_ACTION ITEM_
Output every entry exactly as written.
····················
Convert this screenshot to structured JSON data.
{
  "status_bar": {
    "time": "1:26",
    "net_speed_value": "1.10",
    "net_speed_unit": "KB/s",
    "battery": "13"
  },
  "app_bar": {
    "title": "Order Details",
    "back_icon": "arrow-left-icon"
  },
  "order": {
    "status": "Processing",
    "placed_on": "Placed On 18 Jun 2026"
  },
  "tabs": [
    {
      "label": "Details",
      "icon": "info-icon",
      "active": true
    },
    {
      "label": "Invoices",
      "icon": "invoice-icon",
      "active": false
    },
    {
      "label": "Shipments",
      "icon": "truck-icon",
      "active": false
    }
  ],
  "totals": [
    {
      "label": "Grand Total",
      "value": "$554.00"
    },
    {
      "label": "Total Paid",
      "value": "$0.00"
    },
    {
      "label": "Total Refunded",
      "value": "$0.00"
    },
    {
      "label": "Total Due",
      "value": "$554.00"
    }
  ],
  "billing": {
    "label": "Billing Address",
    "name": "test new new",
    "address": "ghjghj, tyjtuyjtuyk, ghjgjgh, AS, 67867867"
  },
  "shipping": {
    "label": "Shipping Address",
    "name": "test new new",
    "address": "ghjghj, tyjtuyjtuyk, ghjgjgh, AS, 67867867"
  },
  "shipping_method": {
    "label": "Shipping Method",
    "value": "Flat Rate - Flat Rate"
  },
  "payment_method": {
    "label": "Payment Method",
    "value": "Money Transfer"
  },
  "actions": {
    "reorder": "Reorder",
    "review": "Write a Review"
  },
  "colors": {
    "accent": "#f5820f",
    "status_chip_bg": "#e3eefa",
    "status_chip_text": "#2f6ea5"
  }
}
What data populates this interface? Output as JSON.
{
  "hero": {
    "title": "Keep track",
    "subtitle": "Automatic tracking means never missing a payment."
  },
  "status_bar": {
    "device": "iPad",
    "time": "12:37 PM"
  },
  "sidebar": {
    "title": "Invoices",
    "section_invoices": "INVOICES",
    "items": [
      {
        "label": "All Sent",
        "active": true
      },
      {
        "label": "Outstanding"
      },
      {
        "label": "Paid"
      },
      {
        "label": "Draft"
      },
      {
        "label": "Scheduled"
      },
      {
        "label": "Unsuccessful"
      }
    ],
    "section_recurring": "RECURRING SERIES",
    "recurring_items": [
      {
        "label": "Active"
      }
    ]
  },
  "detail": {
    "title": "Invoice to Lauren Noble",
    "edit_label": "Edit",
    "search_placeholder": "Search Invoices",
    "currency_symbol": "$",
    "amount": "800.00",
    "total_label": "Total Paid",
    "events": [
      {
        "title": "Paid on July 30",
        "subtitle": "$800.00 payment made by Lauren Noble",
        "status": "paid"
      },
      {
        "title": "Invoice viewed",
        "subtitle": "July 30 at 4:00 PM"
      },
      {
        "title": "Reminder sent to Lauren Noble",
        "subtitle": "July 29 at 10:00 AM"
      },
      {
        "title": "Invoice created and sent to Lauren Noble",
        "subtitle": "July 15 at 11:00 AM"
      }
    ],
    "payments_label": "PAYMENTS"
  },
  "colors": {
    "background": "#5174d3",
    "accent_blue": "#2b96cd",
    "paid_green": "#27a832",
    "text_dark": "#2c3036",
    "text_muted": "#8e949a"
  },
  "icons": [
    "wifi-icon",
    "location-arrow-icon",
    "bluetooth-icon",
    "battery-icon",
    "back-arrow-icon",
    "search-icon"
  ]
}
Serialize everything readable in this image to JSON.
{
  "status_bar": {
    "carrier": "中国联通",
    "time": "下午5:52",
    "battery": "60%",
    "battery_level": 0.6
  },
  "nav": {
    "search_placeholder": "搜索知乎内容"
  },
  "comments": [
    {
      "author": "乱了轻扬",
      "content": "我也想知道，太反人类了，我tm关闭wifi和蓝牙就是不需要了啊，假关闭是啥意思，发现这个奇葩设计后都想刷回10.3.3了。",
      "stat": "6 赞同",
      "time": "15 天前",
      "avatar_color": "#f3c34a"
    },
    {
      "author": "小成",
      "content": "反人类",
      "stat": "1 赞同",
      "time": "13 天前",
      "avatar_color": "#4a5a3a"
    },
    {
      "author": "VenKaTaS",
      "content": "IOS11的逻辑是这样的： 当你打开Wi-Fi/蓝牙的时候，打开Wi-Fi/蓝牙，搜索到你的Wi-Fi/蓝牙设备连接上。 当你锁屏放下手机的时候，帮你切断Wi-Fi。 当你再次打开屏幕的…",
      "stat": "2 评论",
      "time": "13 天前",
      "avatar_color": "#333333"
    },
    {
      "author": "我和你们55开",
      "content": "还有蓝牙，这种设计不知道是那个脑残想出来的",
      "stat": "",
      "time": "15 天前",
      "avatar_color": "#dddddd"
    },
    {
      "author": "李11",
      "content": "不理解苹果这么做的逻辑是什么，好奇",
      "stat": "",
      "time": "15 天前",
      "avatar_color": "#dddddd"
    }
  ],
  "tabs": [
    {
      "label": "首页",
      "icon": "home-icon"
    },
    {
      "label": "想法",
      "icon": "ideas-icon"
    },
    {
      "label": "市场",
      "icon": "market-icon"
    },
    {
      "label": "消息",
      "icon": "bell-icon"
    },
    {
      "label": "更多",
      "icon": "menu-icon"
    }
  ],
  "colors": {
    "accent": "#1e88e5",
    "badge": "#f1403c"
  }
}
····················
_RESULT_
Convert this screenshot to structured JSON data.
{
  "status_bar": {
    "time": "1:26",
    "net_speed_value": "1.10",
    "net_speed_unit": "KB/s",
    "battery": "13"
  },
  "app_bar": {
    "title": "Order Details",
    "back_icon": "arrow-left-icon"
  },
  "order": {
    "status": "Processing",
    "placed_on": "Placed On 18 Jun 2026"
  },
  "tabs": [
    {
      "label": "Details",
      "icon": "info-icon",
      "active": true
    },
    {
      "label": "Invoices",
      "icon": "invoice-icon",
      "active": false
    },
    {
      "label": "Shipments",
      "icon": "truck-icon",
      "active": false
    }
  ],
  "totals": [
    {
      "label": "Grand Total",
      "value": "$554.00"
    },
    {
      "label": "Total Paid",
      "value": "$0.00"
    },
    {
      "label": "Total Refunded",
      "value": "$0.00"
    },
    {
      "label": "Total Due",
      "value": "$554.00"
    }
  ],
  "billing": {
    "label": "Billing Address",
    "name": "test new new",
    "address": "ghjghj, tyjtuyjtuyk, ghjgjgh, AS, 67867867"
  },
  "shipping": {
    "label": "Shipping Address",
    "name": "test new new",
    "address": "ghjghj, tyjtuyjtuyk, ghjgjgh, AS, 67867867"
  },
  "shipping_method": {
    "label": "Shipping Method",
    "value": "Flat Rate - Flat Rate"
  },
  "payment_method": {
    "label": "Payment Method",
    "value": "Money Transfer"
  },
  "actions": {
    "reorder": "Reorder",
    "review": "Write a Review"
  },
  "colors": {
    "accent": "#f5820f",
    "status_chip_bg": "#e3eefa",
    "status_chip_text": "#2f6ea5"
  }
}
What data populates this interface? Output as JSON.
{
  "hero": {
    "title": "Keep track",
    "subtitle": "Automatic tracking means never missing a payment."
  },
  "status_bar": {
    "device": "iPad",
    "time": "12:37 PM"
  },
  "sidebar": {
    "title": "Invoices",
    "section_invoices": "INVOICES",
    "items": [
      {
        "label": "All Sent",
        "active": true
      },
      {
        "label": "Outstanding"
      },
      {
        "label": "Paid"
      },
      {
        "label": "Draft"
      },
      {
        "label": "Scheduled"
      },
      {
        "label": "Unsuccessful"
      }
    ],
    "section_recurring": "RECURRING SERIES",
    "recurring_items": [
      {
        "label": "Active"
      }
    ]
  },
  "detail": {
    "title": "Invoice to Lauren Noble",
    "edit_label": "Edit",
    "search_placeholder": "Search Invoices",
    "currency_symbol": "$",
    "amount": "800.00",
    "total_label": "Total Paid",
    "events": [
      {
        "title": "Paid on July 30",
        "subtitle": "$800.00 payment made by Lauren Noble",
        "status": "paid"
      },
      {
        "title": "Invoice viewed",
        "subtitle": "July 30 at 4:00 PM"
      },
      {
        "title": "Reminder sent to Lauren Noble",
        "subtitle": "July 29 at 10:00 AM"
      },
      {
        "title": "Invoice created and sent to Lauren Noble",
        "subtitle": "July 15 at 11:00 AM"
      }
    ],
    "payments_label": "PAYMENTS"
  },
  "colors": {
    "background": "#5174d3",
    "accent_blue": "#2b96cd",
    "paid_green": "#27a832",
    "text_dark": "#2c3036",
    "text_muted": "#8e949a"
  },
  "icons": [
    "wifi-icon",
    "location-arrow-icon",
    "bluetooth-icon",
    "battery-icon",
    "back-arrow-icon",
    "search-icon"
  ]
}
Serialize everything readable in this image to JSON.
{
  "status_bar": {
    "carrier": "中国联通",
    "time": "下午5:52",
    "battery": "60%",
    "battery_level": 0.6
  },
  "nav": {
    "search_placeholder": "搜索知乎内容"
  },
  "comments": [
    {
      "author": "乱了轻扬",
      "content": "我也想知道，太反人类了，我tm关闭wifi和蓝牙就是不需要了啊，假关闭是啥意思，发现这个奇葩设计后都想刷回10.3.3了。",
      "stat": "6 赞同",
      "time": "15 天前",
      "avatar_color": "#f3c34a"
    },
    {
      "author": "小成",
      "content": "反人类",
      "stat": "1 赞同",
      "time": "13 天前",
      "avatar_color": "#4a5a3a"
    },
    {
      "author": "VenKaTaS",
      "content": "IOS11的逻辑是这样的： 当你打开Wi-Fi/蓝牙的时候，打开Wi-Fi/蓝牙，搜索到你的Wi-Fi/蓝牙设备连接上。 当你锁屏放下手机的时候，帮你切断Wi-Fi。 当你再次打开屏幕的…",
      "stat": "2 评论",
      "time": "13 天前",
      "avatar_color": "#333333"
    },
    {
      "author": "我和你们55开",
      "content": "还有蓝牙，这种设计不知道是那个脑残想出来的",
      "stat": "",
      "time": "15 天前",
      "avatar_color": "#dddddd"
    },
    {
      "author": "李11",
      "content": "不理解苹果这么做的逻辑是什么，好奇",
      "stat": "",
      "time": "15 天前",
      "avatar_color": "#dddddd"
    }
  ],
  "tabs": [
    {
      "label": "首页",
      "icon": "home-icon"
    },
    {
      "label": "想法",
      "icon": "ideas-icon"
    },
    {
      "label": "市场",
      "icon": "market-icon"
    },
    {
      "label": "消息",
      "icon": "bell-icon"
    },
    {
      "label": "更多",
      "icon": "menu-icon"
    }
  ],
  "colors": {
    "accent": "#1e88e5",
    "badge": "#f1403c"
  }
}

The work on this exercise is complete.